Update on Snakes!

When I first wrote the section on Safety, I ignored the issue of Snakes because there never was any. That began to change with the shutting down of the Hovensa refinery. These are not venomous snakes but rather slow moving Red tailed Boa constrictors. I have updated the safety section and am posting it here.

Update on snakes:

For the same reasons that almost every plant had to be brought to St. Croix by humans, so did most animal life arrive at the hand of man. Iguanas were brought for food, deer were brought for hunting and meat and mongoose were brought to kill vermin. During the first 5000 years of human occupancy by Amerindians, Africans and Europeans, no one was dumb enough to bring snakes to the island.

Starting in 1990, there was a huge demand for construction labor to build large refinery units and also rebuild the island after Hurricane Hugo. Perhaps 10,000 people moved to the island to work. Most returned while others stayed and got jobs at the enlarged refinery or started their own construction businesses.

Dr. William Coles, chief of wildlife for the Division of Fish and Wildlife at the Department of Planning and Natural Resources on St. Croix reported that he caught the first imported red tail boa in 2008 but that increased to a few a year after 2012. All of them were sighted west of the Carlton area.

Coles believes they were originally brought in as exotic pets by someone who worked for HOVENSA. When the refinery closed in 2012, many workers returned to the mainland and some left their snakes and other pets behind.

The red tail boa feeds on native birds, chickens, rats, mongoose and small dogs. They are able to climb trees, making them a threat to native bird species.

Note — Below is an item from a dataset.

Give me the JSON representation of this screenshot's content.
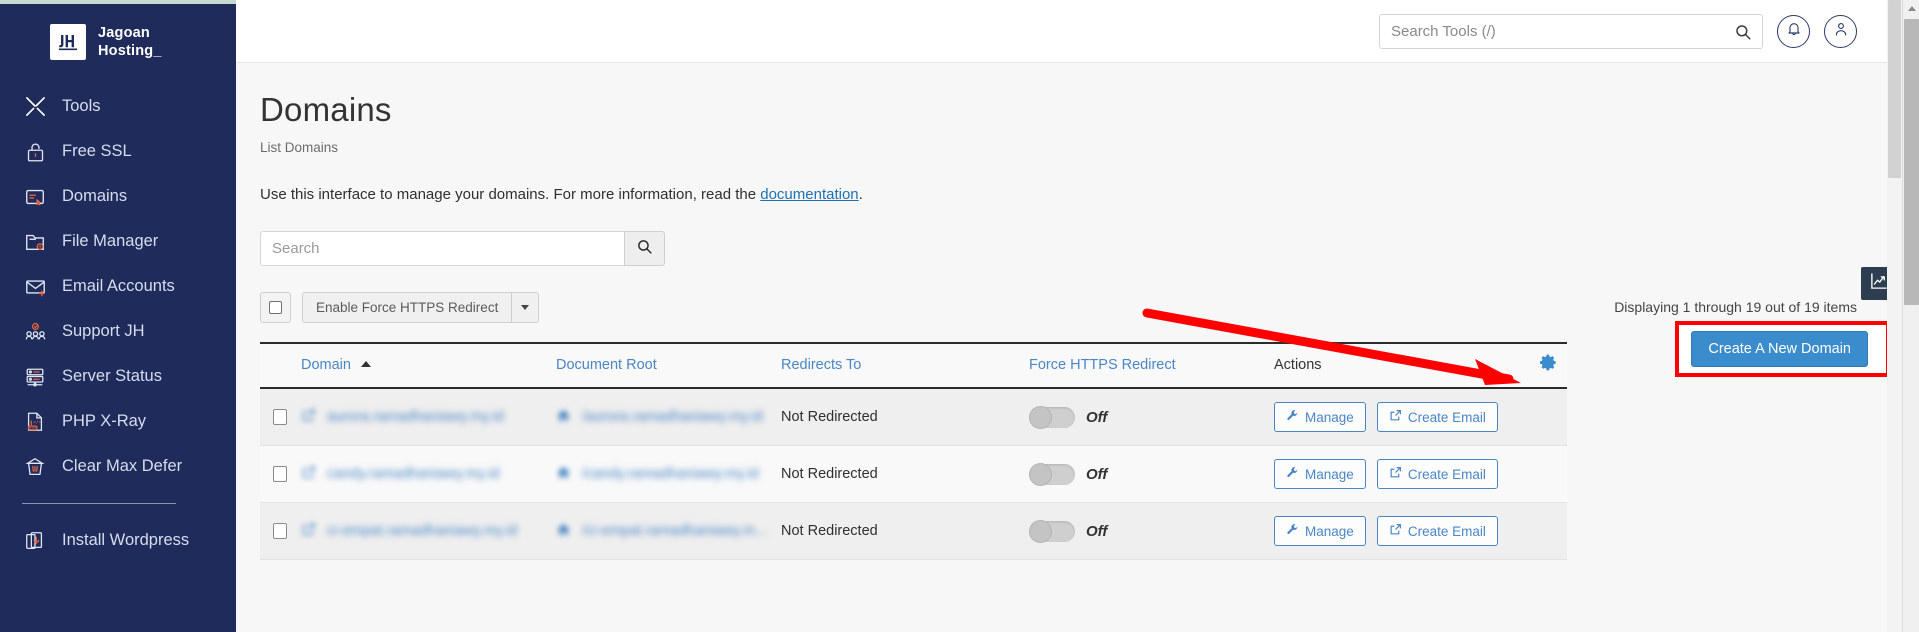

The red tail boa is generally not harmful to humans. It can bite but it is not venomous. It hunts at night and hides out during the day. If it hunts a small animal there will be no evidence as the small animal will simply disappear in the snakes digestive system. While not damaging to humans, the potential disruption to native birds, animals and pets is the reason for the attempted eradication of these non-native snakes. 

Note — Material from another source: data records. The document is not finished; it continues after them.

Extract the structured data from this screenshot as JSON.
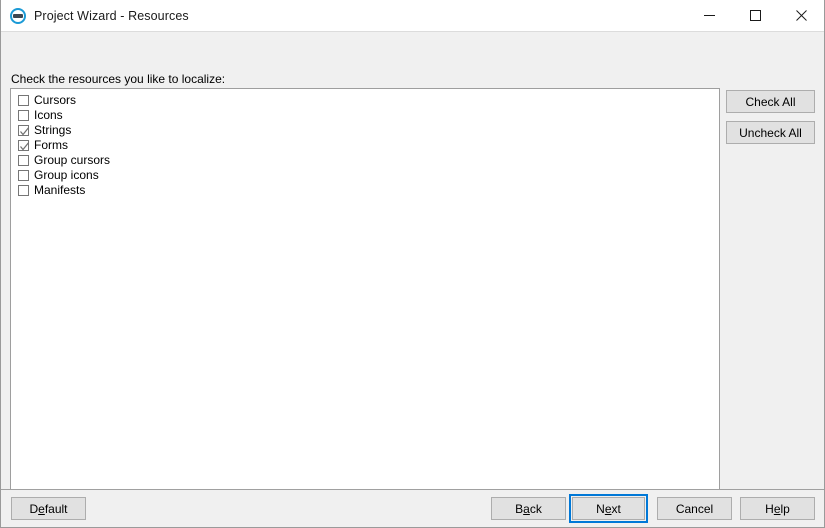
{
  "window": {
    "title": "Project Wizard - Resources",
    "icon": "project-wizard-icon",
    "controls": {
      "minimize": "minimize-icon",
      "maximize": "maximize-icon",
      "close": "close-icon"
    }
  },
  "main": {
    "prompt": "Check the resources you like to localize:",
    "resources": [
      {
        "label": "Cursors",
        "checked": false
      },
      {
        "label": "Icons",
        "checked": false
      },
      {
        "label": "Strings",
        "checked": true
      },
      {
        "label": "Forms",
        "checked": true
      },
      {
        "label": "Group cursors",
        "checked": false
      },
      {
        "label": "Group icons",
        "checked": false
      },
      {
        "label": "Manifests",
        "checked": false
      }
    ]
  },
  "side_buttons": {
    "check_all": "Check All",
    "uncheck_all": "Uncheck All"
  },
  "footer": {
    "default": {
      "pre": "D",
      "key": "e",
      "post": "fault"
    },
    "back": {
      "pre": "B",
      "key": "a",
      "post": "ck"
    },
    "next": {
      "pre": "N",
      "key": "e",
      "post": "xt"
    },
    "cancel": {
      "pre": "Cancel",
      "key": "",
      "post": ""
    },
    "help": {
      "pre": "H",
      "key": "e",
      "post": "lp"
    }
  },
  "colors": {
    "accent": "#0078d7",
    "icon_blue": "#1b9ad6",
    "window_bg": "#f0f0f0",
    "button_face": "#e1e1e1",
    "button_border": "#adadad",
    "list_bg": "#ffffff",
    "list_border": "#9e9e9e",
    "checkmark": "#707070"
  }
}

Advertisements

About John Boyd

I have been hiking the hills and beaches of St. Croix Virgin Islands for over 30 years and in retirement have decided to become a Heritage Hiking Guide specializing in the local history, geology, settlers, plant life and environmental changes by all settlers of the last 2000 years but just along the trails I hike.
This entry was posted in Safety, Uncategorized and tagged , , . Bookmark the permalink.

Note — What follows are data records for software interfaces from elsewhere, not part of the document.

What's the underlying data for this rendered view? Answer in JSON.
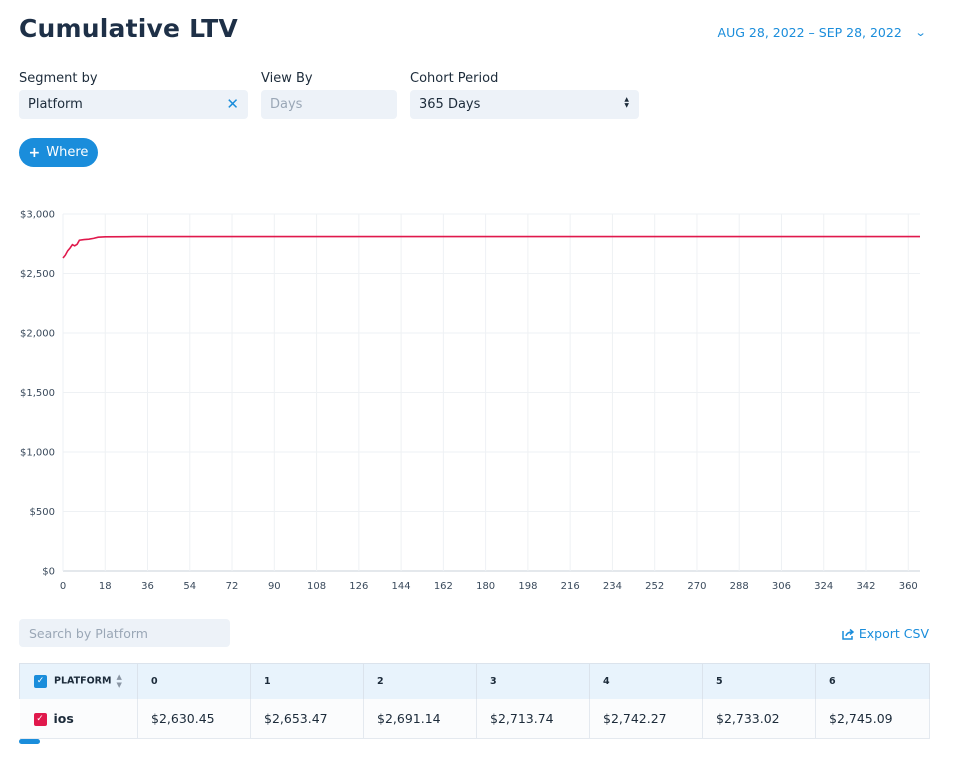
{
  "header": {
    "title": "Cumulative LTV",
    "date_range": "AUG 28, 2022  –  SEP 28, 2022"
  },
  "filters": {
    "segment_label": "Segment by",
    "segment_value": "Platform",
    "view_label": "View By",
    "view_placeholder": "Days",
    "cohort_label": "Cohort Period",
    "cohort_value": "365 Days",
    "where_label": "Where"
  },
  "colors": {
    "accent": "#1a8ddb",
    "series": "#e0194c"
  },
  "chart_data": {
    "type": "line",
    "title": "",
    "xlabel": "",
    "ylabel": "",
    "ylim": [
      0,
      3000
    ],
    "xlim": [
      0,
      365
    ],
    "y_ticks": [
      "$0",
      "$500",
      "$1,000",
      "$1,500",
      "$2,000",
      "$2,500",
      "$3,000"
    ],
    "x_ticks": [
      "0",
      "18",
      "36",
      "54",
      "72",
      "90",
      "108",
      "126",
      "144",
      "162",
      "180",
      "198",
      "216",
      "234",
      "252",
      "270",
      "288",
      "306",
      "324",
      "342",
      "360"
    ],
    "grid": true,
    "series": [
      {
        "color": "#e0194c",
        "points": [
          [
            0,
            2630.45
          ],
          [
            1,
            2653.47
          ],
          [
            2,
            2691.14
          ],
          [
            3,
            2713.74
          ],
          [
            4,
            2742.27
          ],
          [
            5,
            2733.02
          ],
          [
            6,
            2745.09
          ],
          [
            7,
            2780
          ],
          [
            9,
            2785
          ],
          [
            11,
            2788
          ],
          [
            13,
            2795
          ],
          [
            15,
            2805
          ],
          [
            18,
            2808
          ],
          [
            30,
            2810
          ],
          [
            365,
            2810
          ]
        ]
      }
    ]
  },
  "table": {
    "search_placeholder": "Search by Platform",
    "export_label": "Export CSV",
    "columns": [
      "PLATFORM",
      "0",
      "1",
      "2",
      "3",
      "4",
      "5",
      "6"
    ],
    "rows": [
      {
        "name": "ios",
        "values": [
          "$2,630.45",
          "$2,653.47",
          "$2,691.14",
          "$2,713.74",
          "$2,742.27",
          "$2,733.02",
          "$2,745.09"
        ]
      }
    ]
  }
}
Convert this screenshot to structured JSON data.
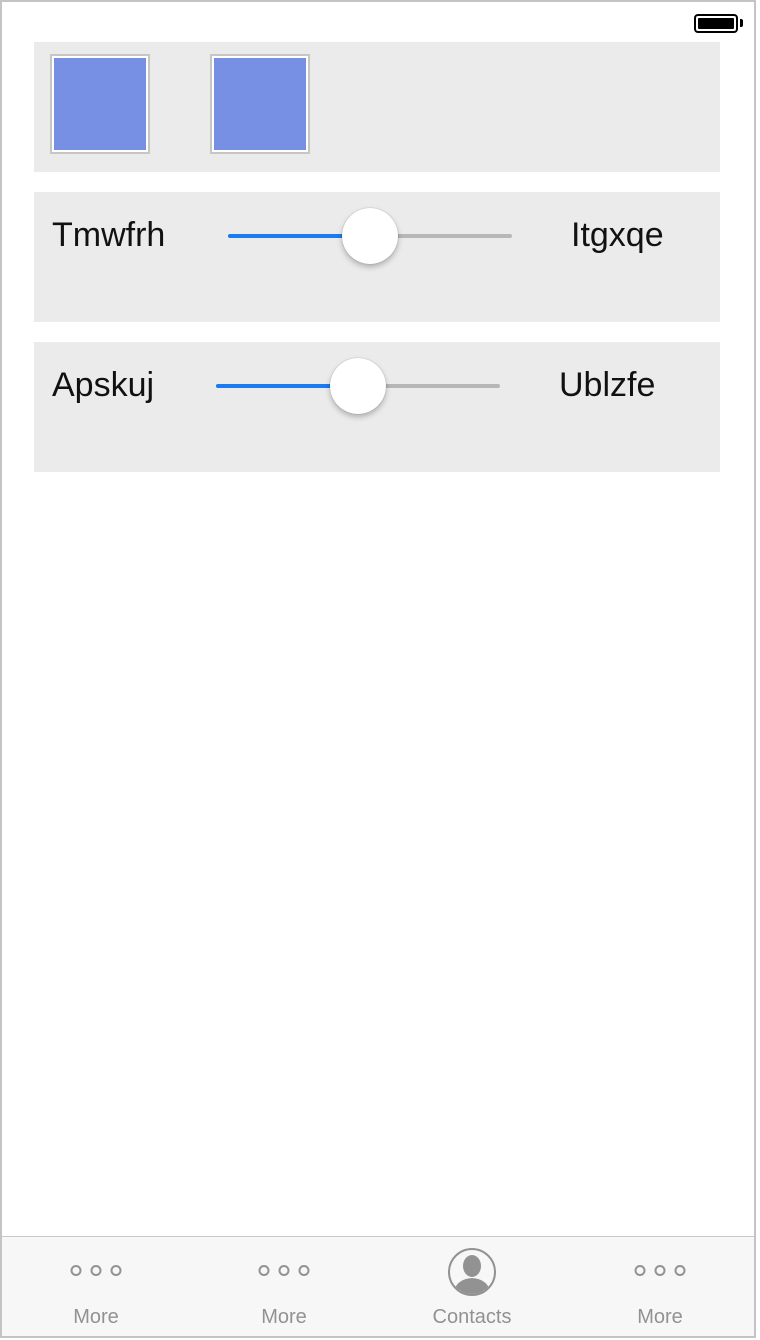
{
  "slider_rows": [
    {
      "left_label": "Tmwfrh",
      "right_label": "Itgxqe",
      "value": 0.5
    },
    {
      "left_label": "Apskuj",
      "right_label": "Ublzfe",
      "value": 0.5
    }
  ],
  "image_tiles": [
    {
      "color": "#7890e4"
    },
    {
      "color": "#7890e4"
    }
  ],
  "tab_bar": {
    "tabs": [
      {
        "label": "More",
        "icon": "more-dots-icon"
      },
      {
        "label": "More",
        "icon": "more-dots-icon"
      },
      {
        "label": "Contacts",
        "icon": "contact-person-icon"
      },
      {
        "label": "More",
        "icon": "more-dots-icon"
      }
    ]
  },
  "colors": {
    "accent": "#1a7cf0",
    "panel_background": "#ebebeb",
    "tile_fill": "#7890e4",
    "tab_inactive": "#929292"
  }
}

Leave a Reply

Fill in your details below or click an icon to log in:

WordPress.com Logo

You are commenting using your WordPress.com account. Log Out /  Change )

Google+ photo

You are commenting using your Google+ account. Log Out /  Change )

Twitter picture

You are commenting using your Twitter account. Log Out /  Change )

Facebook photo

You are commenting using your Facebook account. Log Out /  Change )

Connecting to %s